START ENTRIES SUPPLIED

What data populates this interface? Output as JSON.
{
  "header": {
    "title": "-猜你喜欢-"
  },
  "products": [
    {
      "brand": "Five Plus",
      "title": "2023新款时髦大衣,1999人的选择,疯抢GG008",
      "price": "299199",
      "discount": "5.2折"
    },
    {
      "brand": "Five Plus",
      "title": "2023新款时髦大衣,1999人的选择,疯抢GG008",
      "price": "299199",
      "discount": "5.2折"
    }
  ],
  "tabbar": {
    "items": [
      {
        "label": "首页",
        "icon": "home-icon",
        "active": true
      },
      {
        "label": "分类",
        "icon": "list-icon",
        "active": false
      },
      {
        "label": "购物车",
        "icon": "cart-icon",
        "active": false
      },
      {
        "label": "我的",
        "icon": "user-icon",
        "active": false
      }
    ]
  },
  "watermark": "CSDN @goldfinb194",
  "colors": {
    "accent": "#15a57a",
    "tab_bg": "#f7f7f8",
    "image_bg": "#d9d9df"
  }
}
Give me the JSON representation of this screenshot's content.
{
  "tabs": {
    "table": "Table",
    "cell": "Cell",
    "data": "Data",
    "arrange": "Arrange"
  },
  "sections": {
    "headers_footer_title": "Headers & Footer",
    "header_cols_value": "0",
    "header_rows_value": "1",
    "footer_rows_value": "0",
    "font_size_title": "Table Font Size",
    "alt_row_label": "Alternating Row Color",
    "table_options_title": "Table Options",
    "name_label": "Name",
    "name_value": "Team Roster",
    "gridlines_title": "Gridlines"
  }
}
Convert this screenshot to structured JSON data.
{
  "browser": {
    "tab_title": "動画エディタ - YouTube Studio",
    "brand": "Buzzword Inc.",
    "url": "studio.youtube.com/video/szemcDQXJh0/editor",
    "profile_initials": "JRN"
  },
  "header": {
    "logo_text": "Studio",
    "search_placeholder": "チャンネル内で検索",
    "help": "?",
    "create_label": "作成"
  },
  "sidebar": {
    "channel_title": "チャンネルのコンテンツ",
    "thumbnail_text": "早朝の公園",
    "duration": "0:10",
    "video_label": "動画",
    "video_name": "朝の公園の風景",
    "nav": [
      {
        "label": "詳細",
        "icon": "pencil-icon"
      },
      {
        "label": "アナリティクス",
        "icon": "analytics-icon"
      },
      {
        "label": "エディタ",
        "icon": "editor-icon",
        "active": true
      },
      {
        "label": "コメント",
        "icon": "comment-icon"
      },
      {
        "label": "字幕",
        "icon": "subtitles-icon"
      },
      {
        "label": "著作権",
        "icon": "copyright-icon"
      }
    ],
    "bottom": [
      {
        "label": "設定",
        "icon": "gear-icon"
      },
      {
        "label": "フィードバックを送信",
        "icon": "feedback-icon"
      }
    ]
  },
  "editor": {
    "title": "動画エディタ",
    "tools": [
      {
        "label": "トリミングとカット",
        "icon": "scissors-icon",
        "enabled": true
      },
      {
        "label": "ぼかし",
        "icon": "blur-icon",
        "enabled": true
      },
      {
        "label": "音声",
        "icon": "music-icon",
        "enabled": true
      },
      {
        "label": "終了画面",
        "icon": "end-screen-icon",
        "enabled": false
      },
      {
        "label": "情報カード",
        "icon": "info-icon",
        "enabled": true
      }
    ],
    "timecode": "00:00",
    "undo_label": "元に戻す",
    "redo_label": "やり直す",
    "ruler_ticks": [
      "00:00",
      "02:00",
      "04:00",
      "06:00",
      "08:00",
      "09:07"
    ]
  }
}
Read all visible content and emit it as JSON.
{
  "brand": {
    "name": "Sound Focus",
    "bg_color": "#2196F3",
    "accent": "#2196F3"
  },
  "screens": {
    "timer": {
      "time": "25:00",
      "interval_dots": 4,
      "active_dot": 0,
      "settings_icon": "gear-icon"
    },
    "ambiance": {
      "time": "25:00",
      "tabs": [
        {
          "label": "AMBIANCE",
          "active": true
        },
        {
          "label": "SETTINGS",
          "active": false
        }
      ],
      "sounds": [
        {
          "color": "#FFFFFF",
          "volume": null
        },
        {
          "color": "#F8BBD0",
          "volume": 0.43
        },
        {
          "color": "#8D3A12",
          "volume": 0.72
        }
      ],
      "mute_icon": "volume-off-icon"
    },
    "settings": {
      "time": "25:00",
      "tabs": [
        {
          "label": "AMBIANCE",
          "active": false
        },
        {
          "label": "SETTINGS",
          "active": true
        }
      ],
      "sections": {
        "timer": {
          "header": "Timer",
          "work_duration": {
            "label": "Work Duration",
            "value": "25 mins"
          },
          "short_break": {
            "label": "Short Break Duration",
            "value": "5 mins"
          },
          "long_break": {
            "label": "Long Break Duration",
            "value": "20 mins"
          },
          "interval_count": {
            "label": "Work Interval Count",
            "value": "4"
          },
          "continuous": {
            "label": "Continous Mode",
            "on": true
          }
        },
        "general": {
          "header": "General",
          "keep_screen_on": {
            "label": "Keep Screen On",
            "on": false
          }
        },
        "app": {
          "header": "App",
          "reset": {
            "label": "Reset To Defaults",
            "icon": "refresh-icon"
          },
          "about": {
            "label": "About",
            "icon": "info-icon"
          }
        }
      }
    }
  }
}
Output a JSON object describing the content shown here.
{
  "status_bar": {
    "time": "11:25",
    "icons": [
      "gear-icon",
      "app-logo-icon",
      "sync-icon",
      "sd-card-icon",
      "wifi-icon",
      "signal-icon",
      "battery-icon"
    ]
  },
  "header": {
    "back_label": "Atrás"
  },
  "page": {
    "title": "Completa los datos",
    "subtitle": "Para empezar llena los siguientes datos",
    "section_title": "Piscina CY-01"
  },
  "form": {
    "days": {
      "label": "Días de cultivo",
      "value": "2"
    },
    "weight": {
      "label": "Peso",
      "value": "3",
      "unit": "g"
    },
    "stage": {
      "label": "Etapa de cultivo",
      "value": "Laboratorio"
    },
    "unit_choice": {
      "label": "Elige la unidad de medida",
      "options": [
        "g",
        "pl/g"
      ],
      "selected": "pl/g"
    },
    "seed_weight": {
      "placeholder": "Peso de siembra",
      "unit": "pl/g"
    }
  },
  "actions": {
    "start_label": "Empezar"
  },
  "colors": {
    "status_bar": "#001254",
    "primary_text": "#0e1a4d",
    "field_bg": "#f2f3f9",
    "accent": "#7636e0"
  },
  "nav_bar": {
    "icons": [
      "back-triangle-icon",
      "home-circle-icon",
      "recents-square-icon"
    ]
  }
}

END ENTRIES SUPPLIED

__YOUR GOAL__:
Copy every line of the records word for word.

__RESPONSE BOX__:
What data populates this interface? Output as JSON.
{
  "header": {
    "title": "-猜你喜欢-"
  },
  "products": [
    {
      "brand": "Five Plus",
      "title": "2023新款时髦大衣,1999人的选择,疯抢GG008",
      "price": "299199",
      "discount": "5.2折"
    },
    {
      "brand": "Five Plus",
      "title": "2023新款时髦大衣,1999人的选择,疯抢GG008",
      "price": "299199",
      "discount": "5.2折"
    }
  ],
  "tabbar": {
    "items": [
      {
        "label": "首页",
        "icon": "home-icon",
        "active": true
      },
      {
        "label": "分类",
        "icon": "list-icon",
        "active": false
      },
      {
        "label": "购物车",
        "icon": "cart-icon",
        "active": false
      },
      {
        "label": "我的",
        "icon": "user-icon",
        "active": false
      }
    ]
  },
  "watermark": "CSDN @goldfinb194",
  "colors": {
    "accent": "#15a57a",
    "tab_bg": "#f7f7f8",
    "image_bg": "#d9d9df"
  }
}
Give me the JSON representation of this screenshot's content.
{
  "tabs": {
    "table": "Table",
    "cell": "Cell",
    "data": "Data",
    "arrange": "Arrange"
  },
  "sections": {
    "headers_footer_title": "Headers & Footer",
    "header_cols_value": "0",
    "header_rows_value": "1",
    "footer_rows_value": "0",
    "font_size_title": "Table Font Size",
    "alt_row_label": "Alternating Row Color",
    "table_options_title": "Table Options",
    "name_label": "Name",
    "name_value": "Team Roster",
    "gridlines_title": "Gridlines"
  }
}
Convert this screenshot to structured JSON data.
{
  "browser": {
    "tab_title": "動画エディタ - YouTube Studio",
    "brand": "Buzzword Inc.",
    "url": "studio.youtube.com/video/szemcDQXJh0/editor",
    "profile_initials": "JRN"
  },
  "header": {
    "logo_text": "Studio",
    "search_placeholder": "チャンネル内で検索",
    "help": "?",
    "create_label": "作成"
  },
  "sidebar": {
    "channel_title": "チャンネルのコンテンツ",
    "thumbnail_text": "早朝の公園",
    "duration": "0:10",
    "video_label": "動画",
    "video_name": "朝の公園の風景",
    "nav": [
      {
        "label": "詳細",
        "icon": "pencil-icon"
      },
      {
        "label": "アナリティクス",
        "icon": "analytics-icon"
      },
      {
        "label": "エディタ",
        "icon": "editor-icon",
        "active": true
      },
      {
        "label": "コメント",
        "icon": "comment-icon"
      },
      {
        "label": "字幕",
        "icon": "subtitles-icon"
      },
      {
        "label": "著作権",
        "icon": "copyright-icon"
      }
    ],
    "bottom": [
      {
        "label": "設定",
        "icon": "gear-icon"
      },
      {
        "label": "フィードバックを送信",
        "icon": "feedback-icon"
      }
    ]
  },
  "editor": {
    "title": "動画エディタ",
    "tools": [
      {
        "label": "トリミングとカット",
        "icon": "scissors-icon",
        "enabled": true
      },
      {
        "label": "ぼかし",
        "icon": "blur-icon",
        "enabled": true
      },
      {
        "label": "音声",
        "icon": "music-icon",
        "enabled": true
      },
      {
        "label": "終了画面",
        "icon": "end-screen-icon",
        "enabled": false
      },
      {
        "label": "情報カード",
        "icon": "info-icon",
        "enabled": true
      }
    ],
    "timecode": "00:00",
    "undo_label": "元に戻す",
    "redo_label": "やり直す",
    "ruler_ticks": [
      "00:00",
      "02:00",
      "04:00",
      "06:00",
      "08:00",
      "09:07"
    ]
  }
}
Read all visible content and emit it as JSON.
{
  "brand": {
    "name": "Sound Focus",
    "bg_color": "#2196F3",
    "accent": "#2196F3"
  },
  "screens": {
    "timer": {
      "time": "25:00",
      "interval_dots": 4,
      "active_dot": 0,
      "settings_icon": "gear-icon"
    },
    "ambiance": {
      "time": "25:00",
      "tabs": [
        {
          "label": "AMBIANCE",
          "active": true
        },
        {
          "label": "SETTINGS",
          "active": false
        }
      ],
      "sounds": [
        {
          "color": "#FFFFFF",
          "volume": null
        },
        {
          "color": "#F8BBD0",
          "volume": 0.43
        },
        {
          "color": "#8D3A12",
          "volume": 0.72
        }
      ],
      "mute_icon": "volume-off-icon"
    },
    "settings": {
      "time": "25:00",
      "tabs": [
        {
          "label": "AMBIANCE",
          "active": false
        },
        {
          "label": "SETTINGS",
          "active": true
        }
      ],
      "sections": {
        "timer": {
          "header": "Timer",
          "work_duration": {
            "label": "Work Duration",
            "value": "25 mins"
          },
          "short_break": {
            "label": "Short Break Duration",
            "value": "5 mins"
          },
          "long_break": {
            "label": "Long Break Duration",
            "value": "20 mins"
          },
          "interval_count": {
            "label": "Work Interval Count",
            "value": "4"
          },
          "continuous": {
            "label": "Continous Mode",
            "on": true
          }
        },
        "general": {
          "header": "General",
          "keep_screen_on": {
            "label": "Keep Screen On",
            "on": false
          }
        },
        "app": {
          "header": "App",
          "reset": {
            "label": "Reset To Defaults",
            "icon": "refresh-icon"
          },
          "about": {
            "label": "About",
            "icon": "info-icon"
          }
        }
      }
    }
  }
}
Output a JSON object describing the content shown here.
{
  "status_bar": {
    "time": "11:25",
    "icons": [
      "gear-icon",
      "app-logo-icon",
      "sync-icon",
      "sd-card-icon",
      "wifi-icon",
      "signal-icon",
      "battery-icon"
    ]
  },
  "header": {
    "back_label": "Atrás"
  },
  "page": {
    "title": "Completa los datos",
    "subtitle": "Para empezar llena los siguientes datos",
    "section_title": "Piscina CY-01"
  },
  "form": {
    "days": {
      "label": "Días de cultivo",
      "value": "2"
    },
    "weight": {
      "label": "Peso",
      "value": "3",
      "unit": "g"
    },
    "stage": {
      "label": "Etapa de cultivo",
      "value": "Laboratorio"
    },
    "unit_choice": {
      "label": "Elige la unidad de medida",
      "options": [
        "g",
        "pl/g"
      ],
      "selected": "pl/g"
    },
    "seed_weight": {
      "placeholder": "Peso de siembra",
      "unit": "pl/g"
    }
  },
  "actions": {
    "start_label": "Empezar"
  },
  "colors": {
    "status_bar": "#001254",
    "primary_text": "#0e1a4d",
    "field_bg": "#f2f3f9",
    "accent": "#7636e0"
  },
  "nav_bar": {
    "icons": [
      "back-triangle-icon",
      "home-circle-icon",
      "recents-square-icon"
    ]
  }
}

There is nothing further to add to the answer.